The question of whether conviction of a crime should require proof of a specific, as opposed to a general, criminal intent is a matter for the legislature to determine in defining the crime. The elements of a crime are derived from the statutory definition. There are some authorities to the effect that infamous crimes, crimes mala in se, or common-law crimes may not be defined by the legislature in such a way as to dispense with the element of specific intent, but these authorities are suspect. In Bell v. State, 394 So. 2d 979 (Fla. 1981), we held that intent to permanently deprive was still an element of the crime of robbery not because the legislature lacked the power to dispense with it but because it had not clearly evinced a legislative purpose to do so. Moreover, while the crime proscribed by section 918.14(3)(a)1 is akin to the common-law offense known as obstruction of justice, the crime itself is purely statutory.
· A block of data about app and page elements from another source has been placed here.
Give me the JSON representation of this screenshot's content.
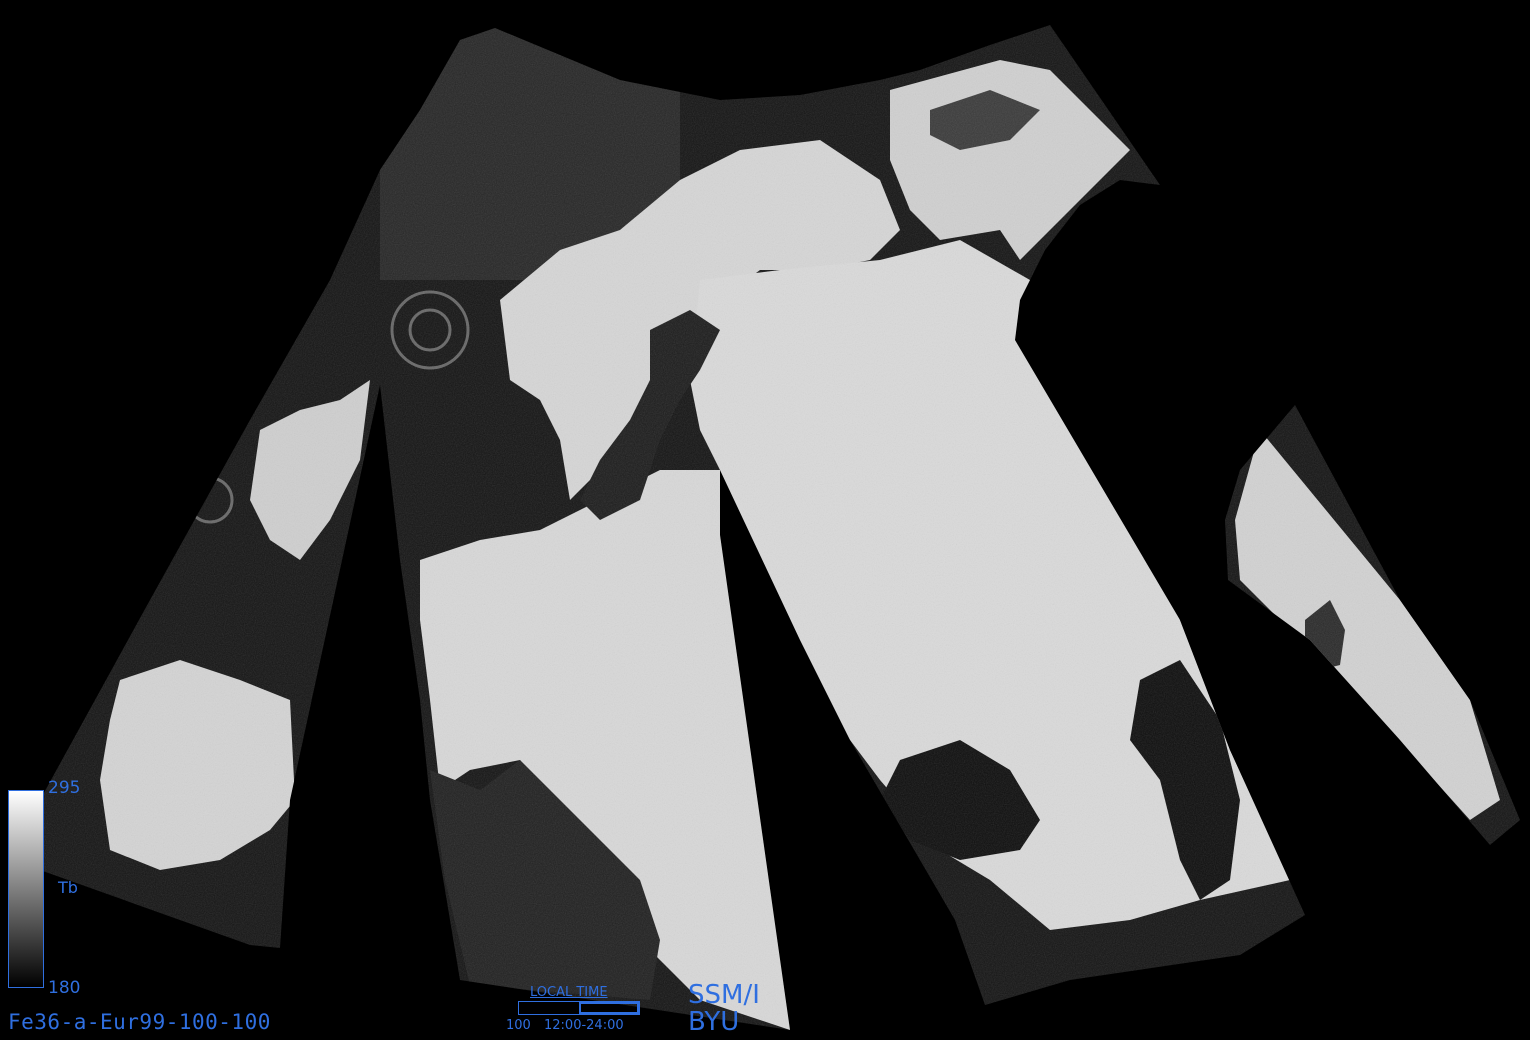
{
  "product_id": "Fe36-a-Eur99-100-100",
  "colorbar": {
    "max_label": "295",
    "min_label": "180",
    "variable_label": "Tb",
    "gradient_top": "#ffffff",
    "gradient_bottom": "#000000",
    "border_color": "#2f6fe0"
  },
  "local_time": {
    "title": "LOCAL  TIME",
    "days": "100",
    "range": "12:00-24:00",
    "indicator_fill_fraction": 0.5
  },
  "sensor": "SSM/I",
  "organization": "BYU",
  "colors": {
    "background": "#000000",
    "label": "#2f6fe0",
    "land": "#dcdcdc",
    "water": "#0a0a0a"
  }
}
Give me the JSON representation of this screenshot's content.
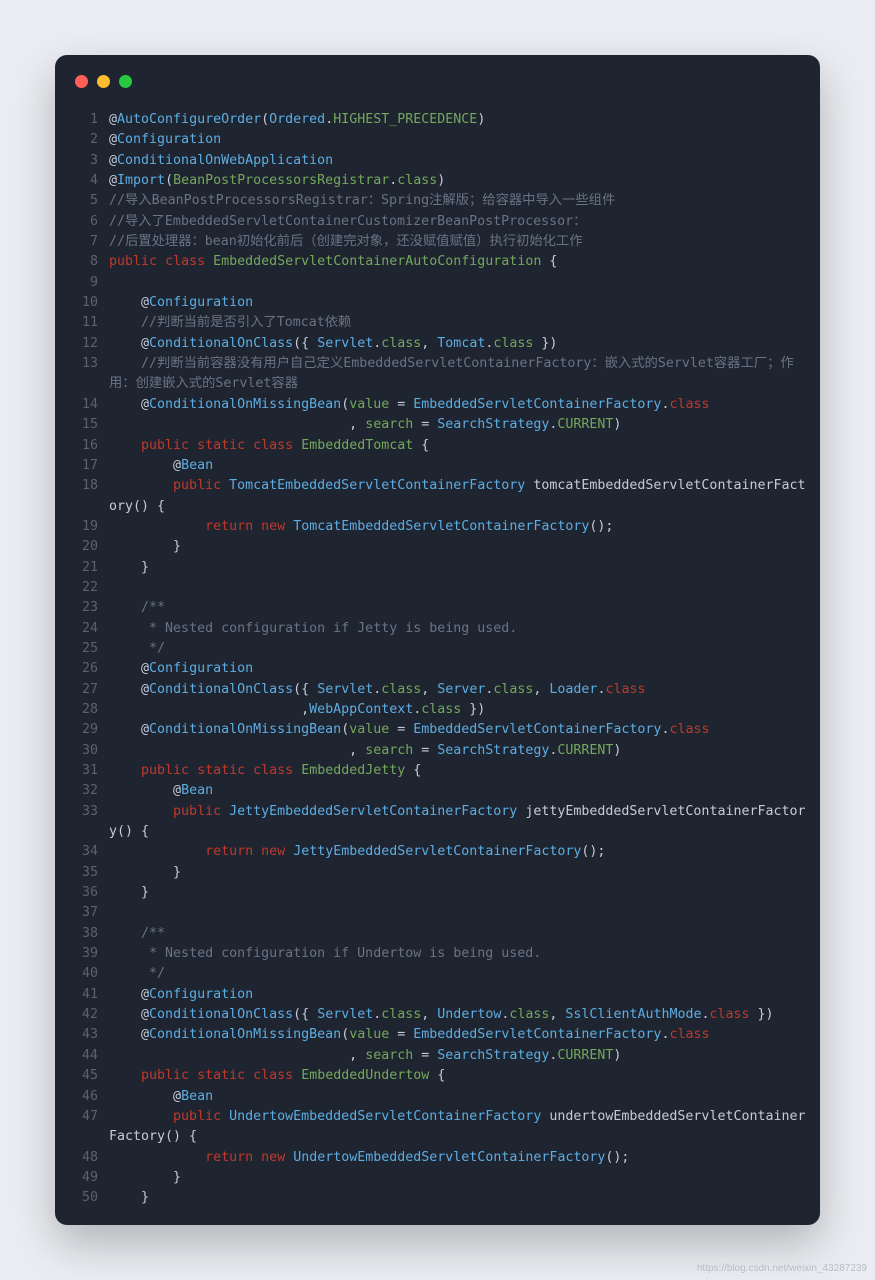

As was mentioned earlier, in Lee v. State, 397 So. 2d 684 (Fla. 1981), we upheld section 918.14(3)(a)1 against a challenge for vagueness. Although not stated in the opinion, it appears likely that in finding the statutory warning sufficiently definite the Court looked at and had in mind the other portions of section 918.14, which make it clear that the legislature intended to prevent threats against witnesses in judicial proceedings made for the purpose of influencing their testimony. However, to say that the statute is intended to apply to those who threaten a witness knowing that the person is a witness and with intent to influence the testimony of the witness does not compel the conclusion that such knowledge and intent are to be deemed elements that must be pleaded and proved in a prosecution under section 918.14(3)(a)1.
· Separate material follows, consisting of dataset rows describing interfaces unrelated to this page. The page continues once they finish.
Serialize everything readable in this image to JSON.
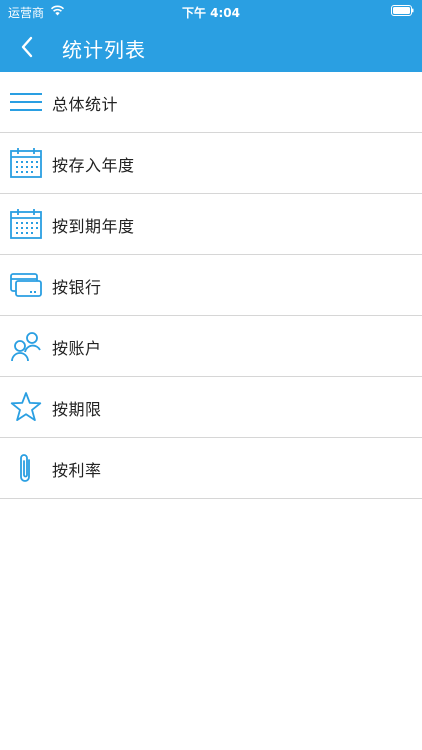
{
  "status_bar": {
    "carrier": "运营商",
    "time": "下午 4:04"
  },
  "nav": {
    "title": "统计列表",
    "back_icon": "chevron-left-icon"
  },
  "items": [
    {
      "label": "总体统计",
      "icon": "menu-lines-icon"
    },
    {
      "label": "按存入年度",
      "icon": "calendar-icon"
    },
    {
      "label": "按到期年度",
      "icon": "calendar-icon"
    },
    {
      "label": "按银行",
      "icon": "bank-card-icon"
    },
    {
      "label": "按账户",
      "icon": "users-icon"
    },
    {
      "label": "按期限",
      "icon": "star-icon"
    },
    {
      "label": "按利率",
      "icon": "paperclip-icon"
    }
  ],
  "colors": {
    "accent": "#2a9fe2",
    "divider": "#d6d6d6",
    "text": "#222222"
  }
}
We therefore hold that scienter and specific intent are not elements of the crime proscribed by section 918.14(3)(a)1. The information, which was drafted substantially in the language of the statute, was sufficient. The decision of the district court of appeal reversing the trial court's judgment is quashed. The case is remanded with directions to reinstate the judgment and sentence.

It is so ordered.


OVERTON, J., concurs in part and dissents in part with an opinion.

OVERTON, Justice, concurring in part, dissenting in part.

I concur that the information gave the respondent sufficient knowledge of the offense for which he was charged, particularly in view of the record in this case, the availability of broad discovery by our rules, and the failure of the defendant to show any actual prejudice to the fairness of the trial.

I dissent, however, on the majority's construction of section 918.14(3)(a)1, Florida Statutes (1979), that knowledge and intent are not elements of the offense of obstruction of justice. That construction has invalidated the statute. In my view, for a person to obstruct justice he must know that he is in fact obstructing justice. Under this opinion, a defendant could be charged with obstructing justice for interfering with the testimony of a witness when the defendant has no knowledge of any court proceedings or that the interfered-with individual is in fact a witness in a court case. I find the statute as now construed is overbroad and, consequently, it violates the first amendment of the United States Constitution. This construction is not necessary under the facts of this case because knowledge and intent were sufficiently established in the record to sustain this conviction.